School has budget for Ping Pong club but not for Christian club, lawsuit marks third Long Island school district sued by ADF in as many years

CENTRAL ISLIP, N.Y. — Alliance Defense Fund attorneys filed a lawsuit Monday on behalf of a student-led Christian club against the Hicksville Union Free School District for denying recognition to the group because of supposed “budgetary concerns.”

More than 35 other clubs are officially recognized at Hicksville High School, where the principal stated, “other schools may have [a Christian club], but I don’t want this in my school.” The new case is the third one filed by ADF attorneys over the last three years against Long Island school districts for unconstitutionally banning student-led Christian clubs. The other two suits resulted in ADF gaining official recognition for clubs at Lindenhurst Union Free School District and Half Hollow Hills Central School District.

“Public schools cannot ban Christian student clubs simply because they are religious,” said ADF Senior Counsel David Cortman. “If officials at government-run schools did their homework, they’d know that students have a constitutionally protected right to express their beliefs. It’s ridiculous that Hicksville High School says it has no budget for a Christian club but somehow has enough for a ping pong club.”

In October of last year, two students requested official recognition for the Frontline Club at Hicksville High, notifying officials that they had 12 students willing to be active members in the Christian club and a teacher willing to serve as its required faculty advisor. Principal Brijinder Singh denied their request and said she would not allow any religious clubs to receive official recognition. When students noted that 12 other schools in Nassau County had Christian clubs, Singh replied, “Other schools may have it [Christian clubs], but I don’t want this in my school.”

In response to a letter from the students’ parents, Singh claimed that limited finances at the school district, which has a budget of $117 million, precluded any religious club from being recognized. Yet, the district had sufficient finances to continue to grant full benefits to clubs such as the Ping Pong Club, Key Club, Interact Club, Ski Club, Model United Nations Club, and Mock Trial Club. Unlike the Frontline Club, the other clubs are all able to access facilities before and after school, make announcements, post fliers and ads for club activities, conduct field trips during the school day, raise funds, and participate in Homecoming Week activities, among other activities.

Over the years, numerous students have sought to have a Christian club established at the school but have been repeatedly denied by Singh. In a 2008 request denial, she said that any religious club must be “multi-faith,” open to all religions, and must allow non-believers to lead the club.

Robert W. Dapelo, one of more than 2,000 attorneys in the ADF alliance, is serving as local counsel in the lawsuit Frontline Club v. Board of Education of the Hicksville Union Free School District, which was filed with the U.S. District Court for the Eastern District of New York.
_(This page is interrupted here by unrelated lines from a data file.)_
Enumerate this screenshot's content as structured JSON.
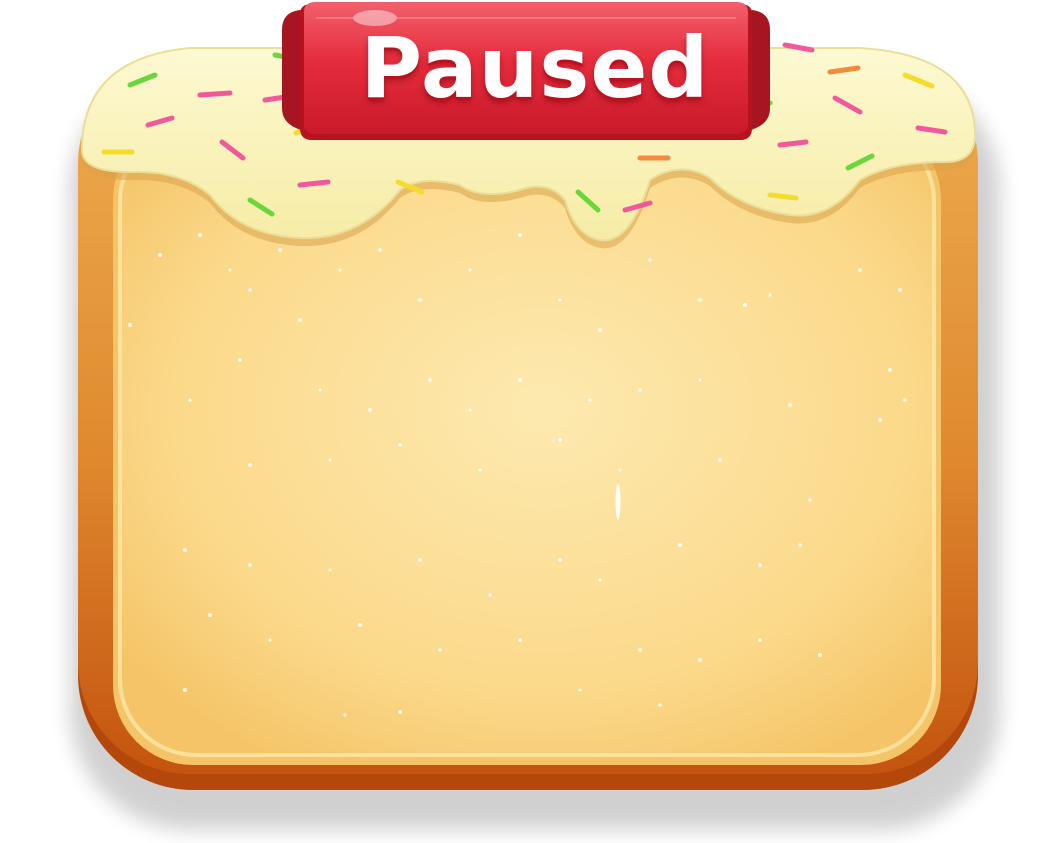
{
  "panel": {
    "title": "Paused"
  },
  "colors": {
    "frame_top": "#e8a040",
    "frame_bottom": "#c85a14",
    "panel_inner": "#fce6a4",
    "panel_edge": "#f0c060",
    "frosting": "#fbf5c0",
    "banner": "#e8283c",
    "banner_dark": "#9c0f1c",
    "sprinkle_colors": [
      "#6bd63a",
      "#f05a9c",
      "#f5dc2a",
      "#f58a3c"
    ]
  }
}
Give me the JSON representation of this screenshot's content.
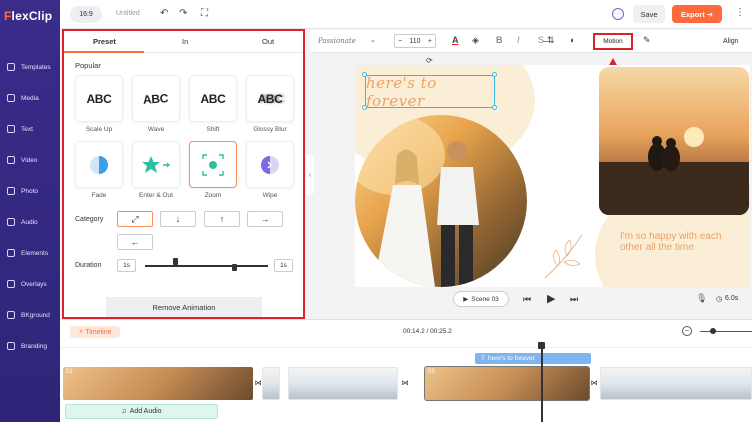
{
  "app": {
    "logo": "FlexClip",
    "logo_first": "F",
    "logo_rest": "lexClip"
  },
  "nav": {
    "items": [
      {
        "label": "Templates",
        "icon": "templates-icon"
      },
      {
        "label": "Media",
        "icon": "media-icon"
      },
      {
        "label": "Text",
        "icon": "text-icon"
      },
      {
        "label": "Video",
        "icon": "video-icon"
      },
      {
        "label": "Photo",
        "icon": "photo-icon"
      },
      {
        "label": "Audio",
        "icon": "audio-icon"
      },
      {
        "label": "Elements",
        "icon": "elements-icon"
      },
      {
        "label": "Overlays",
        "icon": "overlays-icon"
      },
      {
        "label": "BKground",
        "icon": "background-icon"
      },
      {
        "label": "Branding",
        "icon": "branding-icon"
      }
    ]
  },
  "topbar": {
    "ratio": "16:9",
    "project_title": "Untitled",
    "undo": "↶",
    "redo": "↷",
    "fullscreen": "⛶",
    "comment": "···",
    "save": "Save",
    "export": "Export ➜",
    "more": "⋮"
  },
  "panel": {
    "tabs": [
      "Preset",
      "In",
      "Out"
    ],
    "active_tab": "Preset",
    "section": "Popular",
    "presets": [
      {
        "label": "Scale Up",
        "glyph": "ABC"
      },
      {
        "label": "Wave",
        "glyph": "ABC"
      },
      {
        "label": "Shift",
        "glyph": "ABC"
      },
      {
        "label": "Glossy Blur",
        "glyph": "ABC"
      },
      {
        "label": "Fade",
        "glyph": ""
      },
      {
        "label": "Enter & Out",
        "glyph": ""
      },
      {
        "label": "Zoom",
        "glyph": ""
      },
      {
        "label": "Wipe",
        "glyph": ""
      }
    ],
    "selected_preset": "Zoom",
    "category_label": "Category",
    "category_buttons": [
      "⤢",
      "↓",
      "↑",
      "→",
      "←"
    ],
    "duration_label": "Duration",
    "duration_start": "1s",
    "duration_end": "1s",
    "remove_button": "Remove Animation"
  },
  "text_toolbar": {
    "font": "Passionate",
    "font_chevron": "⌄",
    "size": "110",
    "size_minus": "−",
    "size_plus": "+",
    "bold": "B",
    "italic": "I",
    "strike": "S",
    "spacing": "⇅",
    "motion": "Motion",
    "align": "Align"
  },
  "canvas": {
    "title_text": "here's to forever",
    "caption_text": "I'm so happy with each other all the time",
    "rotate": "⟳"
  },
  "playback": {
    "scene": "Scene 03",
    "duration": "6.0s"
  },
  "timeline": {
    "label": "Timeline",
    "time": "00:14.2 / 00:25.2",
    "text_track": "here's to forever",
    "clip_numbers": [
      "01",
      "03"
    ],
    "add_audio": "Add Audio"
  },
  "colors": {
    "accent": "#ff6a3d",
    "nav_bg": "#3a2c8a",
    "highlight_red": "#d9252a",
    "title_color": "#e9a266",
    "selection_blue": "#3fb6e0"
  }
}
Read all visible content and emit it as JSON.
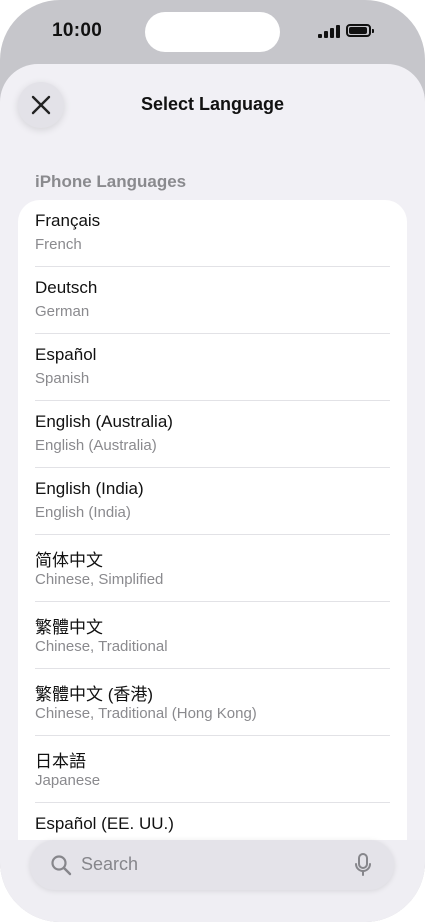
{
  "status_bar": {
    "time": "10:00"
  },
  "sheet": {
    "title": "Select Language",
    "close_icon": "close-icon"
  },
  "section": {
    "header": "iPhone Languages"
  },
  "languages": [
    {
      "name": "Français",
      "translation": "French"
    },
    {
      "name": "Deutsch",
      "translation": "German"
    },
    {
      "name": "Español",
      "translation": "Spanish"
    },
    {
      "name": "English (Australia)",
      "translation": "English (Australia)"
    },
    {
      "name": "English (India)",
      "translation": "English (India)"
    },
    {
      "name": "简体中文",
      "translation": "Chinese, Simplified"
    },
    {
      "name": "繁體中文",
      "translation": "Chinese, Traditional"
    },
    {
      "name": "繁體中文 (香港)",
      "translation": "Chinese, Traditional (Hong Kong)"
    },
    {
      "name": "日本語",
      "translation": "Japanese"
    },
    {
      "name": "Español (EE. UU.)",
      "translation": ""
    }
  ],
  "search": {
    "placeholder": "Search",
    "icons": [
      "search-icon",
      "microphone-icon"
    ]
  },
  "colors": {
    "background": "#c6c6cb",
    "sheet": "#f1f0f5",
    "card": "#ffffff",
    "secondary_text": "#8a8a8e"
  }
}
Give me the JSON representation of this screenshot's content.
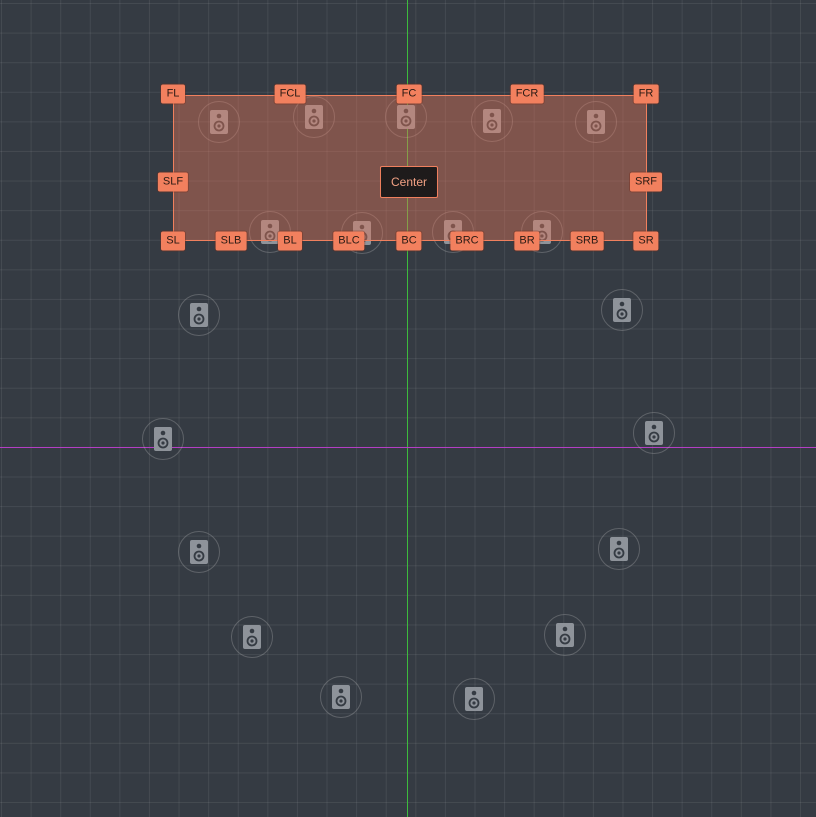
{
  "zone": {
    "center_label": "Center",
    "handles": [
      {
        "label": "FL",
        "name": "handle-fl"
      },
      {
        "label": "FCL",
        "name": "handle-fcl"
      },
      {
        "label": "FC",
        "name": "handle-fc"
      },
      {
        "label": "FCR",
        "name": "handle-fcr"
      },
      {
        "label": "FR",
        "name": "handle-fr"
      },
      {
        "label": "SLF",
        "name": "handle-slf"
      },
      {
        "label": "SRF",
        "name": "handle-srf"
      },
      {
        "label": "SL",
        "name": "handle-sl"
      },
      {
        "label": "SLB",
        "name": "handle-slb"
      },
      {
        "label": "BL",
        "name": "handle-bl"
      },
      {
        "label": "BLC",
        "name": "handle-blc"
      },
      {
        "label": "BC",
        "name": "handle-bc"
      },
      {
        "label": "BRC",
        "name": "handle-brc"
      },
      {
        "label": "BR",
        "name": "handle-br"
      },
      {
        "label": "SRB",
        "name": "handle-srb"
      },
      {
        "label": "SR",
        "name": "handle-sr"
      }
    ]
  },
  "speaker_icon": "speaker-icon",
  "colors": {
    "background": "#353b43",
    "zone_fill": "#e8785a",
    "handle": "#f2805e",
    "y_axis": "#3dbb3d",
    "x_axis": "#b43ec4"
  }
}
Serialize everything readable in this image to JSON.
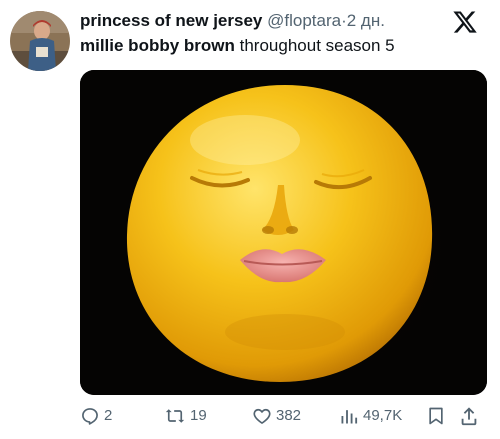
{
  "tweet": {
    "display_name": "princess of new jersey",
    "handle": "@floptara",
    "separator": "·",
    "time": "2 дн.",
    "text_bold": "millie bobby brown",
    "text_rest": " throughout season 5",
    "media_description_icon": "lemon-face-image"
  },
  "brand": {
    "logo_icon": "x-logo-icon"
  },
  "actions": {
    "reply": {
      "icon": "reply-icon",
      "count": "2"
    },
    "repost": {
      "icon": "repost-icon",
      "count": "19"
    },
    "like": {
      "icon": "heart-icon",
      "count": "382"
    },
    "views": {
      "icon": "views-icon",
      "count": "49,7K"
    },
    "bookmark": {
      "icon": "bookmark-icon"
    },
    "share": {
      "icon": "share-icon"
    }
  },
  "colors": {
    "text_primary": "#0f1419",
    "text_secondary": "#536471",
    "lemon": "#f2b90f"
  }
}
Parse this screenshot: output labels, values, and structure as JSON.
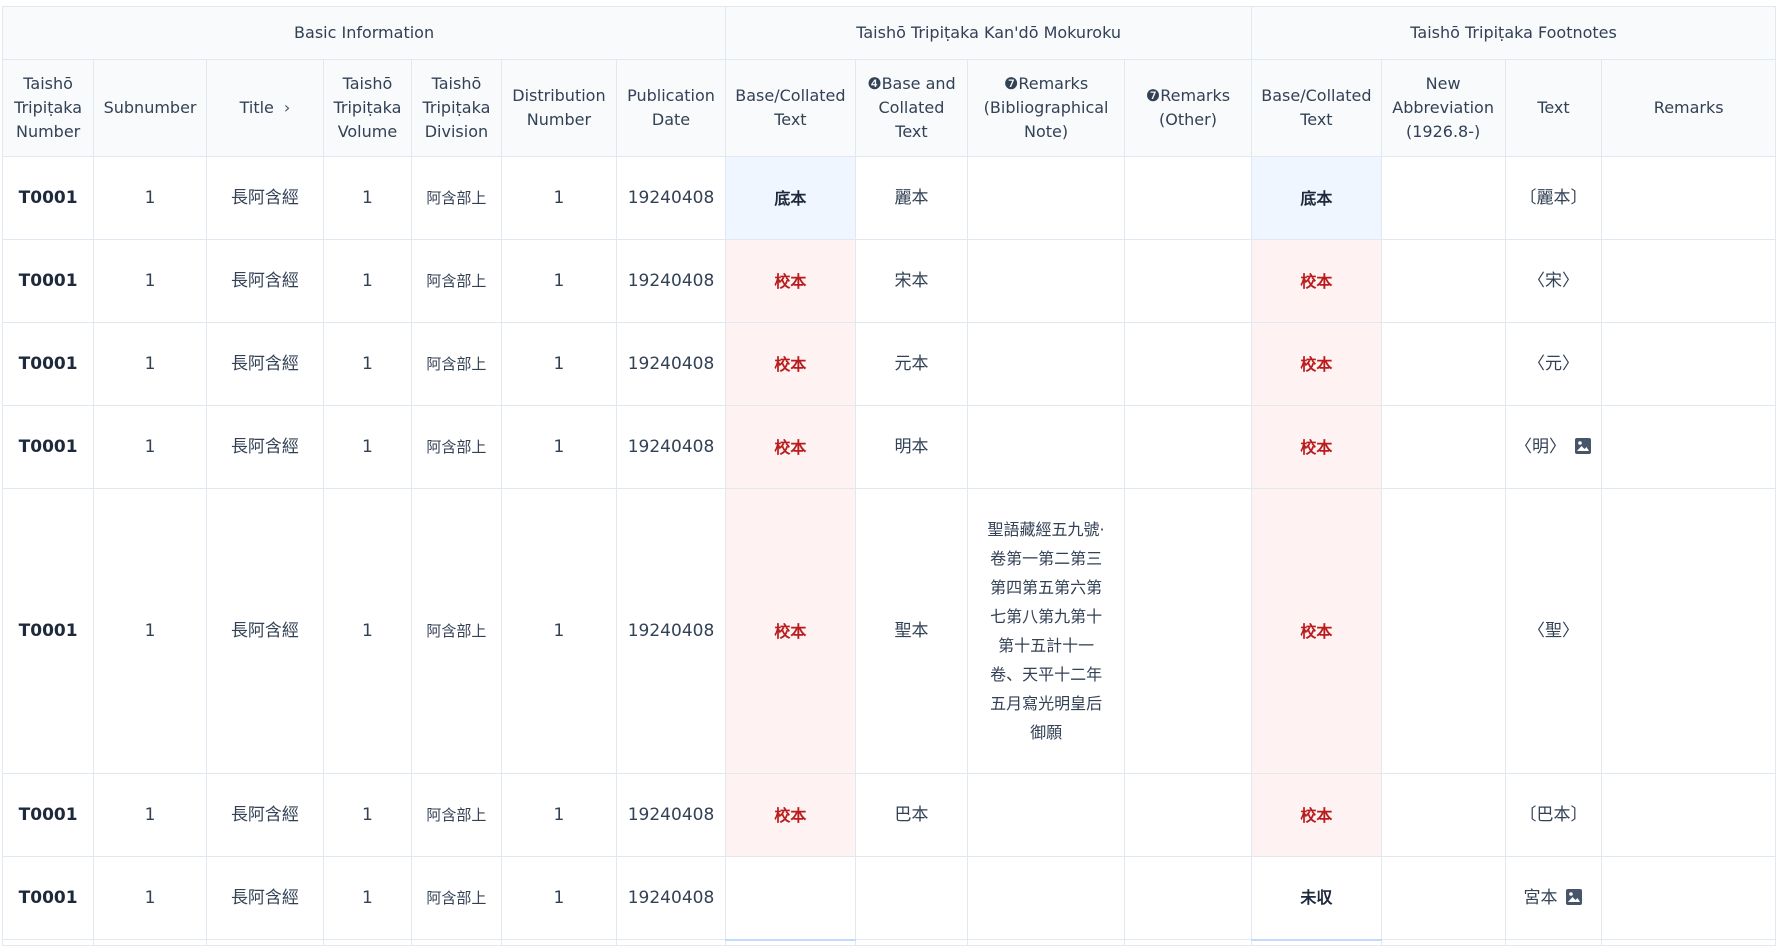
{
  "groups": {
    "basic": "Basic Information",
    "kando": "Taishō Tripiṭaka Kan'dō Mokuroku",
    "footnotes": "Taishō Tripiṭaka Footnotes"
  },
  "columns": {
    "number": "Taishō Tripiṭaka Number",
    "subnumber": "Subnumber",
    "title": "Title",
    "volume": "Taishō Tripiṭaka Volume",
    "division": "Taishō Tripiṭaka Division",
    "distribution": "Distribution Number",
    "pubdate": "Publication Date",
    "k_base": "Base/Collated Text",
    "k_base_and": "❹Base and Collated Text",
    "k_remarks_bib": "❼Remarks (Bibliographical Note)",
    "k_remarks_other": "❼Remarks (Other)",
    "f_base": "Base/Collated Text",
    "f_abbr": "New Abbreviation (1926.8-)",
    "f_text": "Text",
    "f_remarks": "Remarks"
  },
  "icons": {
    "title_sort": "chevron-right-icon",
    "image": "image-icon"
  },
  "rows": [
    {
      "number": "T0001",
      "subnumber": "1",
      "title": "長阿含經",
      "volume": "1",
      "division": "阿含部上",
      "distribution": "1",
      "pubdate": "19240408",
      "k_base": "底本",
      "k_base_kind": "base",
      "k_base_and": "麗本",
      "k_remarks_bib": "",
      "k_remarks_other": "",
      "f_base": "底本",
      "f_base_kind": "base",
      "f_abbr": "",
      "f_text": "〔麗本〕",
      "f_image": false,
      "f_remarks": ""
    },
    {
      "number": "T0001",
      "subnumber": "1",
      "title": "長阿含經",
      "volume": "1",
      "division": "阿含部上",
      "distribution": "1",
      "pubdate": "19240408",
      "k_base": "校本",
      "k_base_kind": "coll",
      "k_base_and": "宋本",
      "k_remarks_bib": "",
      "k_remarks_other": "",
      "f_base": "校本",
      "f_base_kind": "coll",
      "f_abbr": "",
      "f_text": "〈宋〉",
      "f_image": false,
      "f_remarks": ""
    },
    {
      "number": "T0001",
      "subnumber": "1",
      "title": "長阿含經",
      "volume": "1",
      "division": "阿含部上",
      "distribution": "1",
      "pubdate": "19240408",
      "k_base": "校本",
      "k_base_kind": "coll",
      "k_base_and": "元本",
      "k_remarks_bib": "",
      "k_remarks_other": "",
      "f_base": "校本",
      "f_base_kind": "coll",
      "f_abbr": "",
      "f_text": "〈元〉",
      "f_image": false,
      "f_remarks": ""
    },
    {
      "number": "T0001",
      "subnumber": "1",
      "title": "長阿含經",
      "volume": "1",
      "division": "阿含部上",
      "distribution": "1",
      "pubdate": "19240408",
      "k_base": "校本",
      "k_base_kind": "coll",
      "k_base_and": "明本",
      "k_remarks_bib": "",
      "k_remarks_other": "",
      "f_base": "校本",
      "f_base_kind": "coll",
      "f_abbr": "",
      "f_text": "〈明〉",
      "f_image": true,
      "f_remarks": ""
    },
    {
      "number": "T0001",
      "subnumber": "1",
      "title": "長阿含經",
      "volume": "1",
      "division": "阿含部上",
      "distribution": "1",
      "pubdate": "19240408",
      "k_base": "校本",
      "k_base_kind": "coll",
      "k_base_and": "聖本",
      "k_remarks_bib": "聖語藏經五九號·卷第一第二第三第四第五第六第七第八第九第十第十五計十一卷、天平十二年五月寫光明皇后御願",
      "k_remarks_other": "",
      "f_base": "校本",
      "f_base_kind": "coll",
      "f_abbr": "",
      "f_text": "〈聖〉",
      "f_image": false,
      "f_remarks": ""
    },
    {
      "number": "T0001",
      "subnumber": "1",
      "title": "長阿含經",
      "volume": "1",
      "division": "阿含部上",
      "distribution": "1",
      "pubdate": "19240408",
      "k_base": "校本",
      "k_base_kind": "coll",
      "k_base_and": "巴本",
      "k_remarks_bib": "",
      "k_remarks_other": "",
      "f_base": "校本",
      "f_base_kind": "coll",
      "f_abbr": "",
      "f_text": "〔巴本〕",
      "f_image": false,
      "f_remarks": ""
    },
    {
      "number": "T0001",
      "subnumber": "1",
      "title": "長阿含經",
      "volume": "1",
      "division": "阿含部上",
      "distribution": "1",
      "pubdate": "19240408",
      "k_base": "",
      "k_base_kind": "none",
      "k_base_and": "",
      "k_remarks_bib": "",
      "k_remarks_other": "",
      "f_base": "未収",
      "f_base_kind": "unc",
      "f_abbr": "",
      "f_text": "宮本",
      "f_image": true,
      "f_remarks": ""
    }
  ],
  "colors": {
    "base_bg": "#eff6ff",
    "coll_bg": "#fef2f2",
    "coll_text": "#b91c1c",
    "header_bg": "#f8fafc",
    "border": "#e2e8f0"
  }
}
ADF is a legal alliance of Christian attorneys and like-minded organizations defending the right of people to freely live out their faith. Launched in 1994, ADF employs a unique combination of strategy, training, funding, and litigation to protect and preserve religious liberty, the sanctity of life, marriage, and the family.